Johannesburg - Venter family holding company Altron will consolidate its triple entry points into a single one, buying out the minorities of subsidiaries Altech and Bytes for roughly R4.8bn in an all-share deal.
The news ends the group's fascinating treble cautionary tale, which started on 8 August, and led to much speculation around what the corporate action could entail. Most market participants believed such a consolidation could be on the cards.
Group CEO Robbie Venter said this was the culmination of a strategic objective to simplify the group structure, which started back in 2001.
Altron has been reduced from nine entry points through a series of delistings and minority buy-outs. Some delistings have included Fintech, Autopage and most recently Powertech.
Altech currently owns all but 38.2% of Altech and 42.3% of Bytes.
The new structure would allow a more efficient capital allocation, providing additional flexibility for both internal and external investment decisions, Venter told a conference call with journalists this afternoon.
Most of Altron's large cash pile - R1.2bn of the R1.8bn at the half year - sits at the Altech level, but it cannot access this for any purposes other than Altech pursuing growth opportunities if need be, because Altech has minority shareholders as well.
Venter said it had decided to issue shares to minorities rather than pay out the cash, because it believed it could put this to better use in terms of growth opportunities that the group has.
Another advantage is that the shares won't incur capital gains tax, whereas the cash would have.
Another reason for consolidating the group, Venter said, is that Altech and Bytes could work more closely on opportunities such as tenders, particularly in the light of the convergence happening in the IT and telecoms sectors.
But, Venter said both Altech and Bytes would continue to operate as separate companies, Altech under his brother Craig Venter and Bytes under David Redshaw. They would also retain their branding. Venter said neither was there any reason to swap some assets from one subsidiary to the next at this stage. However, if the rationale for doing so arose down the line, it would have the flexibility to do so.

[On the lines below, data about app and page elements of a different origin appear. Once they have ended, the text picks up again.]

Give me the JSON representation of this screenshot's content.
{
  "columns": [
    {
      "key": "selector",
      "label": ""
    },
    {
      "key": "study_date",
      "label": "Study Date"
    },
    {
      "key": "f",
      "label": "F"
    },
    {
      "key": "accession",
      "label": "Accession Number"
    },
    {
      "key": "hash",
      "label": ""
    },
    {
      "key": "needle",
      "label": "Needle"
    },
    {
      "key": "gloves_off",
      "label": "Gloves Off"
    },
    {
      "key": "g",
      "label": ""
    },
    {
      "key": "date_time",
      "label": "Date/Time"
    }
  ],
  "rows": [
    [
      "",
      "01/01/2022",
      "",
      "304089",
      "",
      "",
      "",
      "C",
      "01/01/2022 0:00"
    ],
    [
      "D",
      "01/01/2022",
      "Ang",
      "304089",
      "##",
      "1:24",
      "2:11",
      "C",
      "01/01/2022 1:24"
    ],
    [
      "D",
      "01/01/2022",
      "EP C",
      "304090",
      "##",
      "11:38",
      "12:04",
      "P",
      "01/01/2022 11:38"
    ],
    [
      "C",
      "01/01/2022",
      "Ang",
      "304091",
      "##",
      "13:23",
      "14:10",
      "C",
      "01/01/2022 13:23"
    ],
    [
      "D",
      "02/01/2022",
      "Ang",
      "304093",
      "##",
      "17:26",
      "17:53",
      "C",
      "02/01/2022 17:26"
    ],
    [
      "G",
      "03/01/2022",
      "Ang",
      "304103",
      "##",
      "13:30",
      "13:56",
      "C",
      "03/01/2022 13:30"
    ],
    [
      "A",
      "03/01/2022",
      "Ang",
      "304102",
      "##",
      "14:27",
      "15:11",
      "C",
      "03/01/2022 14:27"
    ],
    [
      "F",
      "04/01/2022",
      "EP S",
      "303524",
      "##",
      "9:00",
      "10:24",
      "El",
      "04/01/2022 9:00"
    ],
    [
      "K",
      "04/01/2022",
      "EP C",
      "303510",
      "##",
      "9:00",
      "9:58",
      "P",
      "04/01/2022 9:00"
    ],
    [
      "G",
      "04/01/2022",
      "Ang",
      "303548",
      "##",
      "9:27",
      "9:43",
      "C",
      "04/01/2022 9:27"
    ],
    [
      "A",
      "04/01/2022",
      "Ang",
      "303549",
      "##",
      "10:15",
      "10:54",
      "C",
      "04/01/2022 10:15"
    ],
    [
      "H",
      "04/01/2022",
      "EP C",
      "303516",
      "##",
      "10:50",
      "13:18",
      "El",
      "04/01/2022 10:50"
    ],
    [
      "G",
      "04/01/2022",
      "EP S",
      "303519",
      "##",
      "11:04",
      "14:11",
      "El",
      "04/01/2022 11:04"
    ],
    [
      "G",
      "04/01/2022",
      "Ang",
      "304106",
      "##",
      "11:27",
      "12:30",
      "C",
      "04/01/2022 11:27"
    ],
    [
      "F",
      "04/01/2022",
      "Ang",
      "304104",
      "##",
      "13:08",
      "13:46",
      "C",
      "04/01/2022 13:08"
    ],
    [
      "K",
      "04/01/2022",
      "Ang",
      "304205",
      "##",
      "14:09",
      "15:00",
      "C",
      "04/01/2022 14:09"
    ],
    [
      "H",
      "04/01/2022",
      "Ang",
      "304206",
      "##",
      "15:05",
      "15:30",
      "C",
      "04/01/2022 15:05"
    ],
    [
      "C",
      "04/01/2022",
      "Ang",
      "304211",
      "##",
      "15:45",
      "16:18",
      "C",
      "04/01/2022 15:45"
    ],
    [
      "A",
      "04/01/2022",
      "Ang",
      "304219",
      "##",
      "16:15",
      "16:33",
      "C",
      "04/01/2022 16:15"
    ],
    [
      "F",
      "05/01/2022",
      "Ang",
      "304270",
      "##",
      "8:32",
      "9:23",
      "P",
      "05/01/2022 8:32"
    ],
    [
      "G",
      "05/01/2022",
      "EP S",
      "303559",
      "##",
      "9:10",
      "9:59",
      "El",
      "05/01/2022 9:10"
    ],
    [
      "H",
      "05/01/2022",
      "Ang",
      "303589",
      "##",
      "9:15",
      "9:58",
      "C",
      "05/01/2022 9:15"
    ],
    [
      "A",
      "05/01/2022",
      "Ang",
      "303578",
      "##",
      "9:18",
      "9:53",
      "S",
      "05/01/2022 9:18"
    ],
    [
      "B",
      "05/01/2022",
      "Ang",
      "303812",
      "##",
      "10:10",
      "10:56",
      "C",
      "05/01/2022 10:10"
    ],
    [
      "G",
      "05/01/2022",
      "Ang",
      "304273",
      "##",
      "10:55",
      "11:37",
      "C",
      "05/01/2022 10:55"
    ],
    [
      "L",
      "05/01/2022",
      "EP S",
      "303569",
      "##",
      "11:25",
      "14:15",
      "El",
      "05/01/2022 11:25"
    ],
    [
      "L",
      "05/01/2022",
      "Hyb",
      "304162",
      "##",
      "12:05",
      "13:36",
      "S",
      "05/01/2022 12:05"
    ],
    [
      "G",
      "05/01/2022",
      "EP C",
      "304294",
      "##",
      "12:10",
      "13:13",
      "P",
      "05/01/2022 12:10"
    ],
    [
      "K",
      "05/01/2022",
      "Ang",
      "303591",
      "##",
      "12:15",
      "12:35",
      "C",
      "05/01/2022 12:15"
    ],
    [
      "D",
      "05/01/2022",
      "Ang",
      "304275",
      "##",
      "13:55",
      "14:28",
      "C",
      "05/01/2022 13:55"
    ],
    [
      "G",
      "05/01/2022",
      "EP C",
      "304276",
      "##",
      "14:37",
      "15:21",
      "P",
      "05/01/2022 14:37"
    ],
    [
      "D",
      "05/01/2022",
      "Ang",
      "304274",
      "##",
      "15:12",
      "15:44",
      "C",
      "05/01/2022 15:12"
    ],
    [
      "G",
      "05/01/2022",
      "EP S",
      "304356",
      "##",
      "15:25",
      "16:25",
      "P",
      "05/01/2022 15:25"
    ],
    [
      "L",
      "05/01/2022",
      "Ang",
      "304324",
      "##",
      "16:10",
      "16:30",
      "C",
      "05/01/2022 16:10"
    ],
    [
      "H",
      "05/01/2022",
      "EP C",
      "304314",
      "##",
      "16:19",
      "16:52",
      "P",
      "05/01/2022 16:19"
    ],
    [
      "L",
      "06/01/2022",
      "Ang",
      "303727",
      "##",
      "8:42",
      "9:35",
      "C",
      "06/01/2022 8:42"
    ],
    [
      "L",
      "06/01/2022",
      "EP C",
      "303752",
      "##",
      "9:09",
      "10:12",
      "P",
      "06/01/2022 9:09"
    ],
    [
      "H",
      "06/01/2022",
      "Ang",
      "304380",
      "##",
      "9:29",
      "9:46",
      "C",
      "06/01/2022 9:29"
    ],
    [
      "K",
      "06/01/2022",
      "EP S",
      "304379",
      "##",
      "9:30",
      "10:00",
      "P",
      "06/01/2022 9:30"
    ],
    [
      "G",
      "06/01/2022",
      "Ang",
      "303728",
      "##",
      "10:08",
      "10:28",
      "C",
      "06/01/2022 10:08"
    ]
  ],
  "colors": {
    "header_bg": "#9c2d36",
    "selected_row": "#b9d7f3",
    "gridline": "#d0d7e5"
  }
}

Altron said the offers to both Altech and Bytes shareholders represented a premium of 29% on their 30-day volume weighted average price before the cautionary were released.
Venter said Altron had had the opportunity to canvass key institutional shareholders, and had a "somewhat positive response" from them: "We believe it is a good premium and we think they will agree," he said. CFO Diane Radley agreed.
Both Altech and Bytes shareholders would have a choice to take up either all Altron participating preference (PPs) shares at the respective swap ratio determined for each, or a combination of PPs and ordinary shares. If they elect to take up the combined option, they'll be able to take up to 100% more of the ordinary shares if not all the minorities go for the part-ordinary share option.
The swap ratios are as follows:
- All PP offer: 1,71561 for every 1 Altech share
- 85% PPs at 1,71561 for every 1 Altech and 15% ordinary shares at 1,60337 for every 1 Altech.
- All PP offer: 0,43565 for every 1 Bytes
- 85% PPs at 0,43565 for every 1 Bytes and 15% ordinary shares at 0,40715 for every 1 Bytes
Nedbank Capital said the offer to Altech minorities was fair and reasonable, while Rand Merchant Bank evaluated the offer to Bytes minorities and advised the same.
The PPs have lower voting rights, but a higher dividend yield than the ordinary shares.
Altron said it would restructure the group into two broad segments; power electronics (Powertech) and telecoms, multimedia and IT (Altech and Bytes).